### INPUT:
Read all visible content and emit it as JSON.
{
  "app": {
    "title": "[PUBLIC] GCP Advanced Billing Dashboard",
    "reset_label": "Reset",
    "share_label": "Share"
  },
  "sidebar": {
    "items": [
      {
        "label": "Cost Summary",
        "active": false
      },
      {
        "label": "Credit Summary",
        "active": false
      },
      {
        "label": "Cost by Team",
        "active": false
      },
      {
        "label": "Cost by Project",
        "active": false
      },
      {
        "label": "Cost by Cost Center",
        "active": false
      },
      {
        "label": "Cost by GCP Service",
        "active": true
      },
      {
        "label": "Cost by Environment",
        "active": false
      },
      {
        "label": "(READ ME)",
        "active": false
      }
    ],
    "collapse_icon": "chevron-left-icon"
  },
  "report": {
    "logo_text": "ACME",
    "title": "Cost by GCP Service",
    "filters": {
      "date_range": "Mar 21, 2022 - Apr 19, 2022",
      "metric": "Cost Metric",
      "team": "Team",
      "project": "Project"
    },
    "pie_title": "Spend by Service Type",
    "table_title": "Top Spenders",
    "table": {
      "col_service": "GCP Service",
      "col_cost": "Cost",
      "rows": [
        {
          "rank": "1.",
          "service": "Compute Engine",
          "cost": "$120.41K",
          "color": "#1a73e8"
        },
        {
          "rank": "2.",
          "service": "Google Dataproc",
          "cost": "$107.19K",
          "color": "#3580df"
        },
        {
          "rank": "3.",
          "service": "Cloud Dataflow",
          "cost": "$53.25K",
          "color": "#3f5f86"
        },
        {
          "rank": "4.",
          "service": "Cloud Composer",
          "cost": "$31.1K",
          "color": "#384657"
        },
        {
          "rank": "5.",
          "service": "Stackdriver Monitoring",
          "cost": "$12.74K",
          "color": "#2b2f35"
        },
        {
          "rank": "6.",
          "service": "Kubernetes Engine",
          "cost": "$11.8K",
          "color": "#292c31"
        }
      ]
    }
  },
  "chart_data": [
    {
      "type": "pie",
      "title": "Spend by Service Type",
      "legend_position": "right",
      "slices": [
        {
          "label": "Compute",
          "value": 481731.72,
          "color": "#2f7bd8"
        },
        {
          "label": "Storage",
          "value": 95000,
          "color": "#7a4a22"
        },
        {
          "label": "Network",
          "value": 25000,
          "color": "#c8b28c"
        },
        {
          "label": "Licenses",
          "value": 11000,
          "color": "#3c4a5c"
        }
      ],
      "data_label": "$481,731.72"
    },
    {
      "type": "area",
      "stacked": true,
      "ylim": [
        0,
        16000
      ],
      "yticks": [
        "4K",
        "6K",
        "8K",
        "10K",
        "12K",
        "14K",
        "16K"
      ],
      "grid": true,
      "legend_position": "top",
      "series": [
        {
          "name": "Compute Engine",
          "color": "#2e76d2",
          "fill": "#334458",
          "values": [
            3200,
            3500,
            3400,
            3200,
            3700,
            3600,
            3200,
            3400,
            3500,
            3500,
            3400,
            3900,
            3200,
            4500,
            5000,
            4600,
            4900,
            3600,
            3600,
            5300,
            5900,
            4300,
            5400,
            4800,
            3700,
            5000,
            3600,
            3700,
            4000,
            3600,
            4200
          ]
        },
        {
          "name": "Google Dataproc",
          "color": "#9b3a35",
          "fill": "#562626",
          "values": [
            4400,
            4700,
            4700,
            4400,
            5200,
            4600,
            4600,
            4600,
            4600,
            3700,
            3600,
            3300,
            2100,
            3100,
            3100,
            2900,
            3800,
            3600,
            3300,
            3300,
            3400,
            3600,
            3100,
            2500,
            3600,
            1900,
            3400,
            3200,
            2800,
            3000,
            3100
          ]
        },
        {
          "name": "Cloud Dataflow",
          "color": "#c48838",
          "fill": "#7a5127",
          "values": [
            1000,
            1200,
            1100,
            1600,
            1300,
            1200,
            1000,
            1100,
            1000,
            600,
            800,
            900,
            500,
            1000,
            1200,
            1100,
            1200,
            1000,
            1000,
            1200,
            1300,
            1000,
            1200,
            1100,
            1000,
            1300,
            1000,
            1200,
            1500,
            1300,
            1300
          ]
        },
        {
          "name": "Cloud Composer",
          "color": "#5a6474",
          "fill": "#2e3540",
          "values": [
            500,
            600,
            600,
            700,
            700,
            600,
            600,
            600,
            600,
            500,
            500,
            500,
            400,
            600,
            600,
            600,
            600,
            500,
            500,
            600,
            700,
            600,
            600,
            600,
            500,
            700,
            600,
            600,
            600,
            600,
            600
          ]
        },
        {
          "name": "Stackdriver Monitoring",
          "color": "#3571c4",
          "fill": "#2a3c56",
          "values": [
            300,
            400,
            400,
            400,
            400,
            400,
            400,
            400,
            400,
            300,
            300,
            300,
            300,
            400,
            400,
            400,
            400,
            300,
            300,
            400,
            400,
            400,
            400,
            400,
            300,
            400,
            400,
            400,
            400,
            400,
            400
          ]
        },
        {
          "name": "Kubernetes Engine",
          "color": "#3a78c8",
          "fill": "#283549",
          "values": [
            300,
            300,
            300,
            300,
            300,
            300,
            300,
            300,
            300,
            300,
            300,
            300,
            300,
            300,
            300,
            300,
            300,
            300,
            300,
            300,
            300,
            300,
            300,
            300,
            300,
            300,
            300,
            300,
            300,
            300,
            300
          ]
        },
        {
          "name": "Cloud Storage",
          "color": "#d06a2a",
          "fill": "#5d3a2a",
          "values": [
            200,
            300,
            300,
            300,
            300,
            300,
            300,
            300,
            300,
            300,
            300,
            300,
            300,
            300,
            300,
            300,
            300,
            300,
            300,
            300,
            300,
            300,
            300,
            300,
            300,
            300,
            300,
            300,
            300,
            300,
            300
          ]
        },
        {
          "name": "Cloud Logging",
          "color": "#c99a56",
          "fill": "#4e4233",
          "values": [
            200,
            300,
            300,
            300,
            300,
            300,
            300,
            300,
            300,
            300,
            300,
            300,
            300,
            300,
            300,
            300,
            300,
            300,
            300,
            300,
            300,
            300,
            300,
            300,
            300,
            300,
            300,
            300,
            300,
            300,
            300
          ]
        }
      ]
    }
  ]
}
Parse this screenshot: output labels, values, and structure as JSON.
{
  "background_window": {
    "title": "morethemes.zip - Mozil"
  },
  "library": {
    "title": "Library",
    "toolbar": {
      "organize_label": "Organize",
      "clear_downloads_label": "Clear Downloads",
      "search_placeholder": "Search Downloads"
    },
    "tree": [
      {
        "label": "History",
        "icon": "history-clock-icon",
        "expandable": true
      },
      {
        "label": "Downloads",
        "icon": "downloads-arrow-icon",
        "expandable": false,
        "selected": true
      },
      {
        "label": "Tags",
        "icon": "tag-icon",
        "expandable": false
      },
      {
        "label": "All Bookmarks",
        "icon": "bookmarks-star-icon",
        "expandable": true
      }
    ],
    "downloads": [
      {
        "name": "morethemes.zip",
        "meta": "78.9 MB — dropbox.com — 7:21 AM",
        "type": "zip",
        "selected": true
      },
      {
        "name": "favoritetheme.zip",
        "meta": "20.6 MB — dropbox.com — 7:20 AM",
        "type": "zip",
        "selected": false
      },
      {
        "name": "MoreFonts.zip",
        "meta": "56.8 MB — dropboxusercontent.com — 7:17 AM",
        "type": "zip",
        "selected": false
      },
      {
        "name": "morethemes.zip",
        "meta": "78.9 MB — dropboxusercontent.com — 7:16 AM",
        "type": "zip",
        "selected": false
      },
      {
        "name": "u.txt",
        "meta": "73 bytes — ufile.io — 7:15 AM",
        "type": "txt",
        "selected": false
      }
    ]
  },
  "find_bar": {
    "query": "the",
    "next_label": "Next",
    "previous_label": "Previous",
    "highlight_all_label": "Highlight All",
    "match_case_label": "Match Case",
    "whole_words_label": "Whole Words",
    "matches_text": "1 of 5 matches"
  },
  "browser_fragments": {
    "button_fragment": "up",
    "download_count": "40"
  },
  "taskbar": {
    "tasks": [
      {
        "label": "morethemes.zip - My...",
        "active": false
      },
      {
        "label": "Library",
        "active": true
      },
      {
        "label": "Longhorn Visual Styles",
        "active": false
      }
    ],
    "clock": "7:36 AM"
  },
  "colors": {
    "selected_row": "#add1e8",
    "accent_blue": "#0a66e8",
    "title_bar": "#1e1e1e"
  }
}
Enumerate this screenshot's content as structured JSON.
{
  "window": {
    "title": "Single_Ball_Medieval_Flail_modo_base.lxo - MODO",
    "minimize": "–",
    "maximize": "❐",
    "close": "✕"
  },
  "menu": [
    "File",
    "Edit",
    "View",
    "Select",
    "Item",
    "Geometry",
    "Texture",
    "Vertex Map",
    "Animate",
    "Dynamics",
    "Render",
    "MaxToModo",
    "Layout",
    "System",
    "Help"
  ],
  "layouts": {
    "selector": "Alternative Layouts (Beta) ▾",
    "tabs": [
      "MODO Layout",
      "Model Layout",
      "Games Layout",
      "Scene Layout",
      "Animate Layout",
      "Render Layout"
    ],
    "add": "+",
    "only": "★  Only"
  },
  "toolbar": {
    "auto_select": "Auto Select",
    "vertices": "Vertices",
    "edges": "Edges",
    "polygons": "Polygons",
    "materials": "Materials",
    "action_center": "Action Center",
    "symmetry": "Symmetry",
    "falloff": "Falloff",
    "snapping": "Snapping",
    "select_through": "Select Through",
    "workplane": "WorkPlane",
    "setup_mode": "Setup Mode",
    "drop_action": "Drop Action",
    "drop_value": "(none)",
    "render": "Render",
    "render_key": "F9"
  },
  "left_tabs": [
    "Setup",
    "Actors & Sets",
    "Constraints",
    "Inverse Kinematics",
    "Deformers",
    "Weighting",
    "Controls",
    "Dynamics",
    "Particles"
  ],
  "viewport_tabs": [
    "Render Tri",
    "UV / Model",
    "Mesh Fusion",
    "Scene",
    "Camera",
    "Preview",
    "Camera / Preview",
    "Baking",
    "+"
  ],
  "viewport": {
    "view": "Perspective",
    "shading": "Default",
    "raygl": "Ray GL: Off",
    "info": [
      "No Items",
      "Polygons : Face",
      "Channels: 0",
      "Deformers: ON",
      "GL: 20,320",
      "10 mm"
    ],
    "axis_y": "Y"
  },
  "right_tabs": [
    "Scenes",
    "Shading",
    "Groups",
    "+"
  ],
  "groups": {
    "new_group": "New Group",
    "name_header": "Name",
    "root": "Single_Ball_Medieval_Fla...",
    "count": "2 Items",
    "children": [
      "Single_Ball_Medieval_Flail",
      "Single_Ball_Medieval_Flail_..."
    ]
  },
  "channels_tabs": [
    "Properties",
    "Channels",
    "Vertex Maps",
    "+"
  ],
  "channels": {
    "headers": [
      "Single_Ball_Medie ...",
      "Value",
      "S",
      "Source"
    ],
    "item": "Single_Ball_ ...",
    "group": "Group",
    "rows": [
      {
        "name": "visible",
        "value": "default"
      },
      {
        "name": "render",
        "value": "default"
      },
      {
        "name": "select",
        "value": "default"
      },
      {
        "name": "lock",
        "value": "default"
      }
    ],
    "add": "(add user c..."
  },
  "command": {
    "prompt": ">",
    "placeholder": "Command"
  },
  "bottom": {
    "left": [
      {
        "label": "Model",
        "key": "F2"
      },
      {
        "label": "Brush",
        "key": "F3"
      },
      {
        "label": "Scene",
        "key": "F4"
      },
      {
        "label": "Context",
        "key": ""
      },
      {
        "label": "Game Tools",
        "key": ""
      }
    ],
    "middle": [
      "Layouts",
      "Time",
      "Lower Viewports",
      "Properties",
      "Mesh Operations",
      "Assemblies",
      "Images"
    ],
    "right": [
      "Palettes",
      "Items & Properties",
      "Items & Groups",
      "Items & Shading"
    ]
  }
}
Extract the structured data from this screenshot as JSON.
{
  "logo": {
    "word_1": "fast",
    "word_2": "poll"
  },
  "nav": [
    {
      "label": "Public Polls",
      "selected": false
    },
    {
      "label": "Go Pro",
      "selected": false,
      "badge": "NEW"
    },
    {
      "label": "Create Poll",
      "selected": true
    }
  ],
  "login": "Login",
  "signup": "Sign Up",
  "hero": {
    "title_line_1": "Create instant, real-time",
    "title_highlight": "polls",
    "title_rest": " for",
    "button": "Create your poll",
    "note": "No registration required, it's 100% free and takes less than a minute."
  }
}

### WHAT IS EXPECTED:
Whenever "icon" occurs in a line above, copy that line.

### WRITTEN ANSWER:
    "collapse_icon": "chevron-left-icon"
        "icon": "history-clock-icon",
        "icon": "downloads-arrow-icon",
        "icon": "tag-icon",
        "icon": "bookmarks-star-icon",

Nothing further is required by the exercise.